Margaret Plain Eagle and Jordan No Chief have a deep bond to the land here, telling us about the plants that they used to make dyes and medicines.
I could feel the deep connection to the words Margaret spoke. She picked up the small flowers blooming, showing how the yellow pollen falls off easily and told us her people used this to make dyes. I hadn’t even noticed the wild strawberries surrounding us until she pointed them out. It made me want to slow down and notice all these small details.
We headed farther south into the park and to picturesque Beaver Mines Lake. We picked a nice day use spot for Jordan No Chief to tell us about the importance of the Castle area to him.
As a flock of geese flew overhead he said: “We invite all people to come share the beauty this part of Alberta holds. This is one of the last remaining natural wild lands in the region. This is the traditional land upon which we hunted and fished, I am pleased to see it now protected as a provincial park.”
Listening to the words of the Piikani First Nation elders you can’t help but want to protect and love places like this. I learned from Margaret that the popular hiking route to massive Table Mountain standing behind us was where she went as a young girl with her mother and grandmother. It was there they would go for a vision quest and ask the Creator to show them their path.

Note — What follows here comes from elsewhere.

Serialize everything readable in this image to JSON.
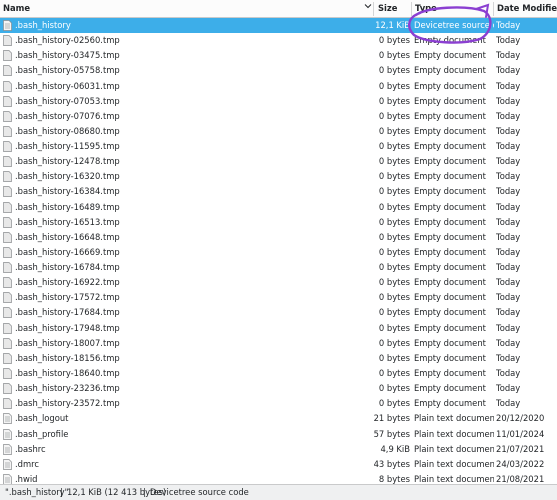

We said our goodbyes with Margaret and Jordan so that we could continue to explore a few other parts of the park. Such a large park with endless opportunities, there are four campgrounds, a group camp, and plenty of rustic camping areas to choose from.